Hjermitslev, Ida B. (2020) “The electoral cost of coalition participation: Can anyone escape?” Party Politics 26(4), 510-520

It is a well-established empirical finding that governments on average lose votes during their time in office. This exploratory analysis examines whether all members of coalition governments suffer the electoral cost of governing equally. Using electoral data from 20 parliamentary systems from 1961 to 2015, I compare the electoral performance of junior coalition members, the prime minister of a coalition, and single-party governments. Furthermore, I examine the conditioning effects of economic performance, legislative institutions as well as party ideology and size. I find that there are substantial differences in the electoral cost of governing for different types of coalition participation. The evidence suggests that the prime minister in a coalition is partially insulated from the penalties of government and thus should try to attract junior coalition members whenever possible.

Hjermitslev, Ida B. (2022) “Mainstream Sell-Outs? How Collaboration with the Radical Right Changes Perceptions of Party Positions on Immigration.” Government and Opposition: An International Journal of Comparative Politics 57(1), 31-55

European mainstream right parties are increasingly choosing to include radical right parties in coalition governments or other types of stable and committed cooperation. How does this cooperation affect voters’ perceptions of party positions? This article examines whether coalition signals have a significant impact on voters’ perceptions on the specific policy issues that were at stake in the bargaining process. More specifically, does the issue ownership of the radical right cause voters to perceive mainstream parties as radicalizing on immigration issues pertaining to asylum and multiculturalism? I compare the perceptions of Dutch parties before and after two coalition formations that (formally and informally) involved a radical right party: the coalition with the List Pim Fortuyn in 2002 and the support agreement with the Freedom Party in 2010. Furthermore, I examine the long-term effects of the Danish mainstream right government’s reliance on the support of the radical right Danish People’s Party in 2001-2011.

Hjermitslev, Ida B. (2022) “Collaboration or competition? Experimental evidence for coalition heuristics”. European Journal of Political Research

Does coalition formation have a causal effect on the perceived ideological distance between the coalition members? Observational research shows that voters typically think of parties that form a coalition government as more ideologically similar than those that do not, holding everything else constant. Their many qualities aside, the existing studies are not able to establish a causal relationship between coalition formation and changing perceptions. It is quite possible that voters are reacting to concurrent changes in parties’ stated policy and not the coalition information itself. In this paper, I present two survey experiments that isolates the difference between telling voters that two parties can cooperate and telling them that they cannot. In both experiments, I find evidence supporting the theory of coalition heuristics.

Hjermitslev, Ida B. (2022) Between cabinet membership and opposition: Commitment and responsibility of support parties Party Politics

Existing research suggests that government participation is crucial for how voters evaluate party performance and how they cast their votes.
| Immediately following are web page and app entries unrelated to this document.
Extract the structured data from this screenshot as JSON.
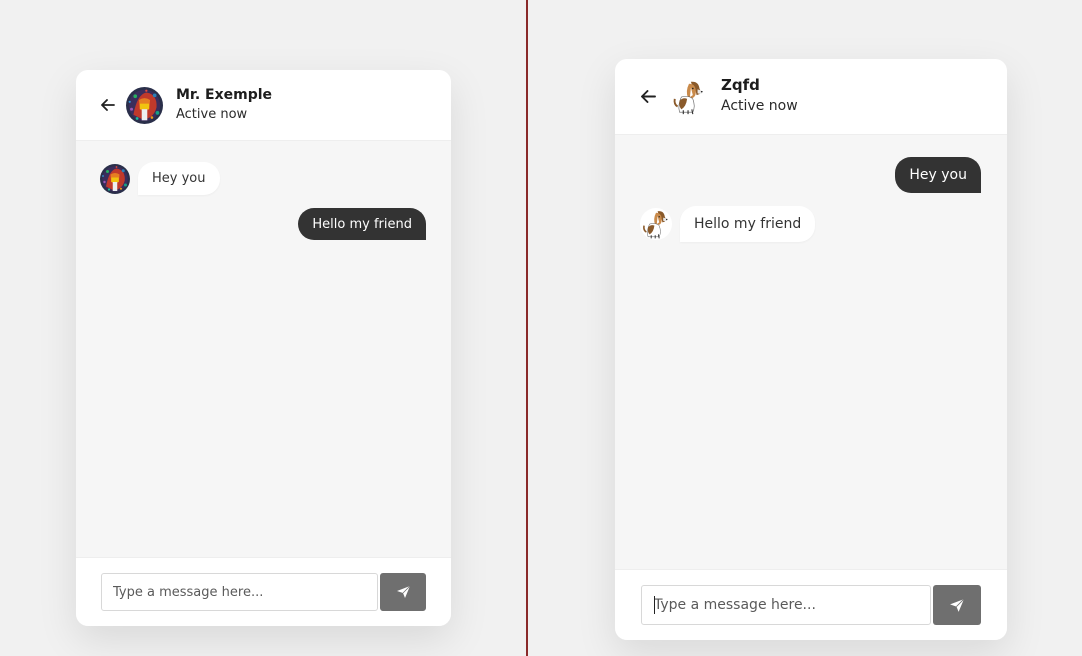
{
  "left_chat": {
    "header": {
      "back_icon": "arrow-left-icon",
      "avatar": "abstract-colorful-avatar",
      "name": "Mr. Exemple",
      "status": "Active now"
    },
    "messages": [
      {
        "direction": "incoming",
        "text": "Hey you",
        "avatar": "abstract-colorful-avatar"
      },
      {
        "direction": "outgoing",
        "text": "Hello my friend"
      }
    ],
    "composer": {
      "placeholder": "Type a message here...",
      "value": "",
      "send_icon": "paper-plane-icon"
    }
  },
  "right_chat": {
    "header": {
      "back_icon": "arrow-left-icon",
      "avatar": "beagle-dog-avatar",
      "name": "Zqfd",
      "status": "Active now"
    },
    "messages": [
      {
        "direction": "outgoing",
        "text": "Hey you"
      },
      {
        "direction": "incoming",
        "text": "Hello my friend",
        "avatar": "beagle-dog-avatar"
      }
    ],
    "composer": {
      "placeholder": "Type a message here...",
      "value": "",
      "send_icon": "paper-plane-icon"
    }
  },
  "colors": {
    "page_background": "#f1f1f1",
    "chat_background": "#f6f6f6",
    "outgoing_bubble": "#333333",
    "incoming_bubble": "#ffffff",
    "send_button": "#6f6f6f",
    "divider": "#8a2a2a"
  }
}
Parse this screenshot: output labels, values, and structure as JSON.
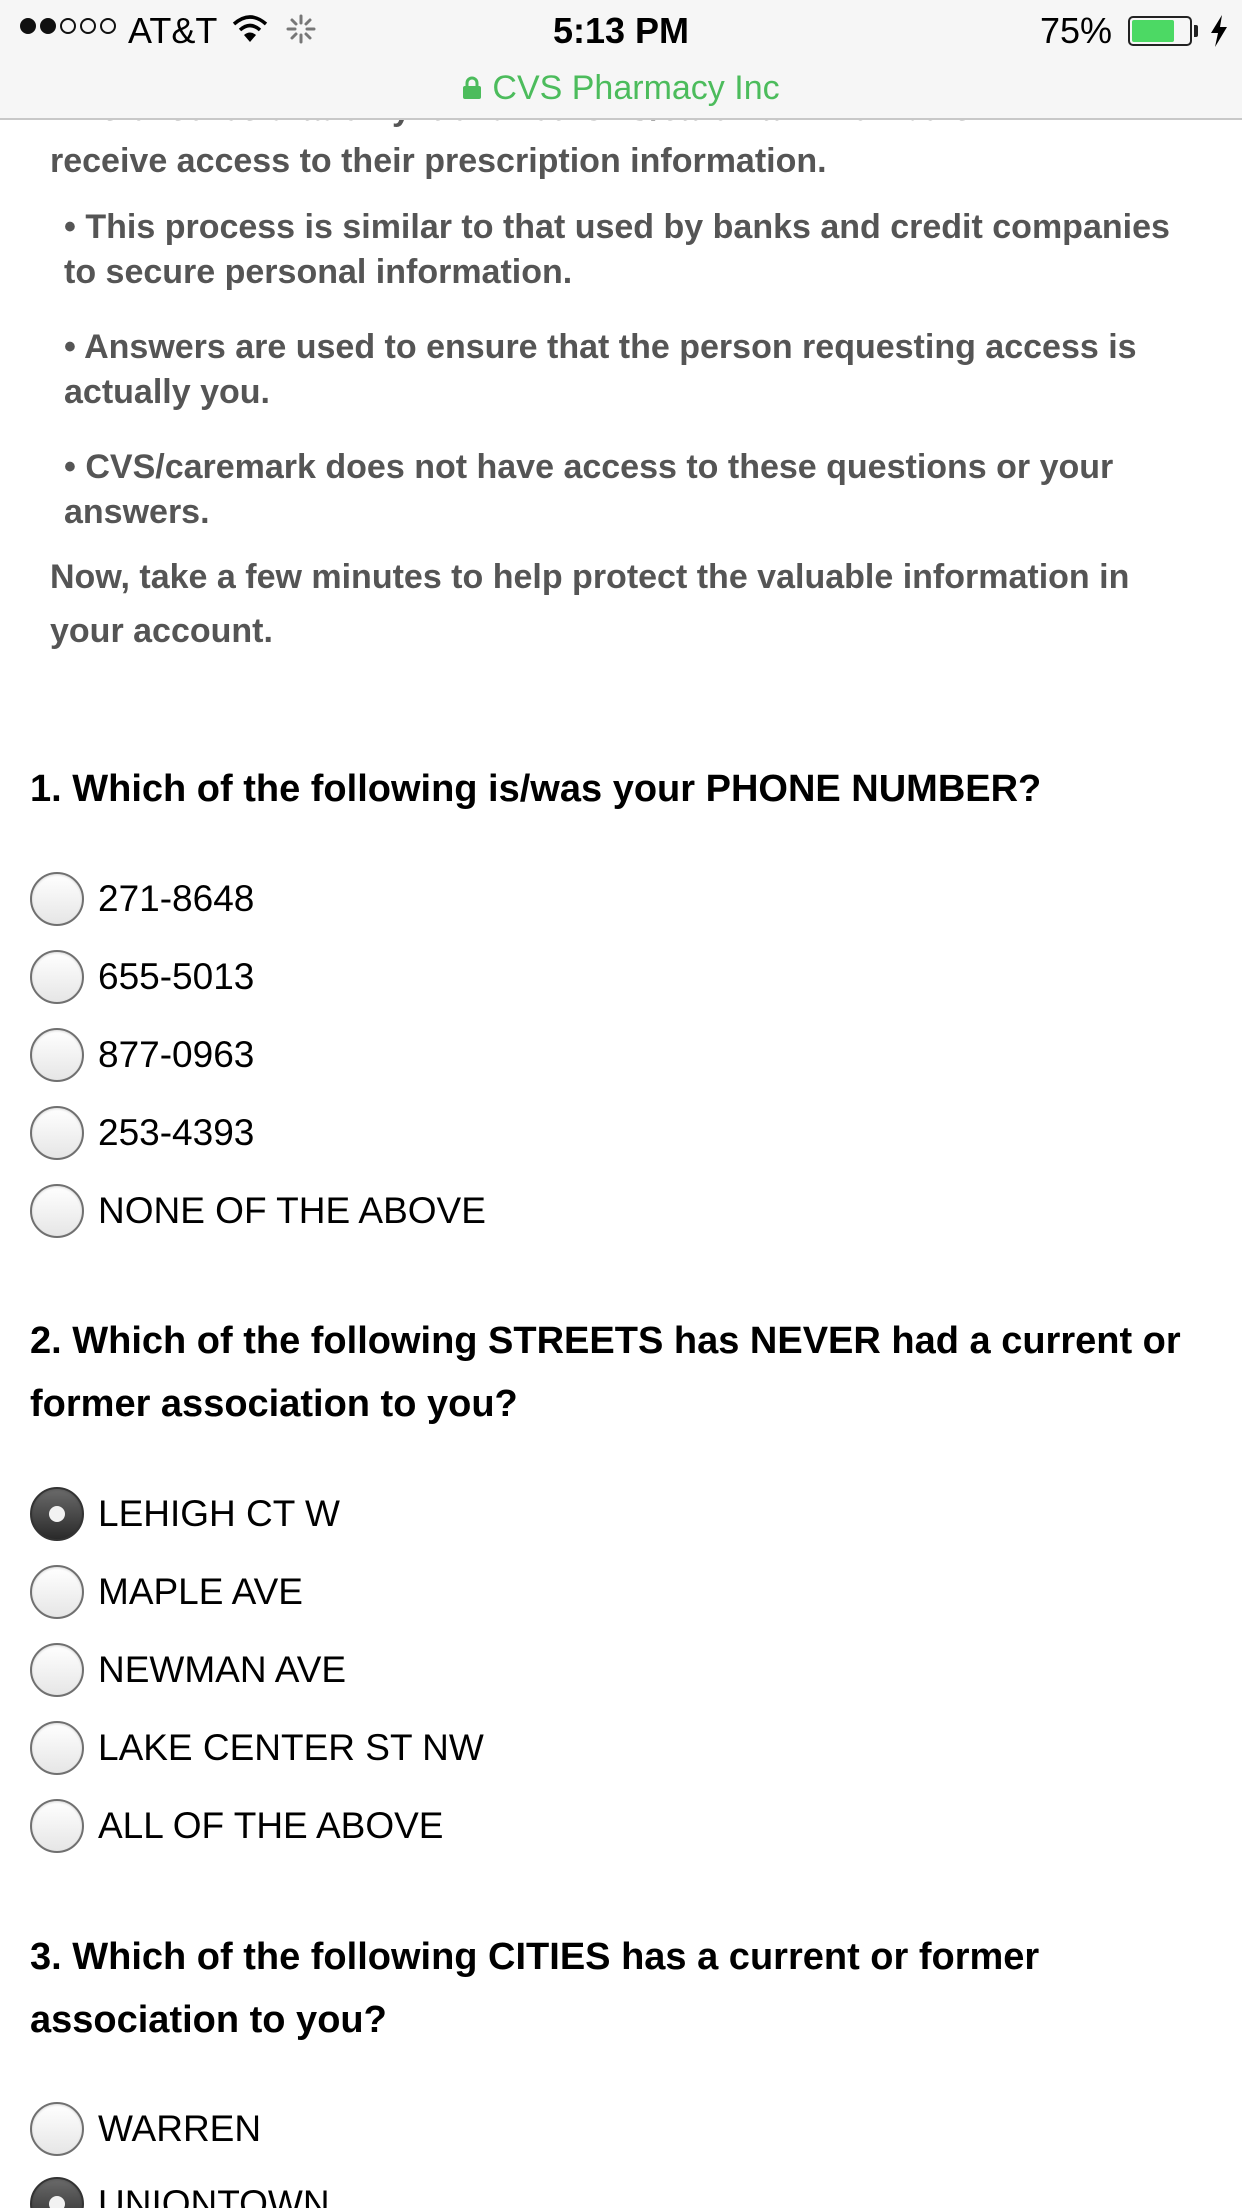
{
  "status_bar": {
    "carrier": "AT&T",
    "time": "5:13 PM",
    "battery_percent": "75%",
    "battery_level": 0.75,
    "signal_icon": "signal-dots-icon",
    "wifi_icon": "wifi-icon",
    "activity_icon": "activity-spinner-icon",
    "charging_icon": "charging-bolt-icon"
  },
  "url_bar": {
    "site_name": "CVS Pharmacy Inc",
    "lock_icon": "lock-icon",
    "color": "#4cbc5c"
  },
  "intro": {
    "cut_line": "This ensures that only identified CVS/caremark members",
    "paragraph_1": "receive access to their prescription information.",
    "bullets": [
      "• This process is similar to that used by banks and credit companies to secure personal information.",
      "• Answers are used to ensure that the person requesting access is actually you.",
      "• CVS/caremark does not have access to these questions or your answers."
    ],
    "paragraph_2": "Now, take a few minutes to help protect the valuable information in your account."
  },
  "questions": [
    {
      "text": "1. Which of the following is/was your PHONE NUMBER?",
      "options": [
        "271-8648",
        "655-5013",
        "877-0963",
        "253-4393",
        "NONE OF THE ABOVE"
      ],
      "selected_index": null
    },
    {
      "text": "2. Which of the following STREETS has NEVER had a current or former association to you?",
      "options": [
        "LEHIGH CT W",
        "MAPLE AVE",
        "NEWMAN AVE",
        "LAKE CENTER ST NW",
        "ALL OF THE ABOVE"
      ],
      "selected_index": 0
    },
    {
      "text": "3. Which of the following CITIES has a current or former association to you?",
      "options": [
        "WARREN",
        "UNIONTOWN"
      ],
      "selected_index": 1
    }
  ]
}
However, in real life the distinction between government and opposition is not as straight-forward as one would think. Minority governments often enjoy the legislative support of external support parties, which play an ambiguous role in politics: while they are formally part of the opposition, they are simultaneously committed to keeping the government in office and passing its bills. How do voters evaluate parties that support a minority government? Will they respond to different frames about the significance of the commitment that support parties have made to government policy and survival? In a survey experiment, I test whether framing a written agreement as effective will cause voters to attribute more or less responsibility to the support parties and find that they respond to different frames by altering their perceptions of the importance of the agreement, but not their responsibility attribution.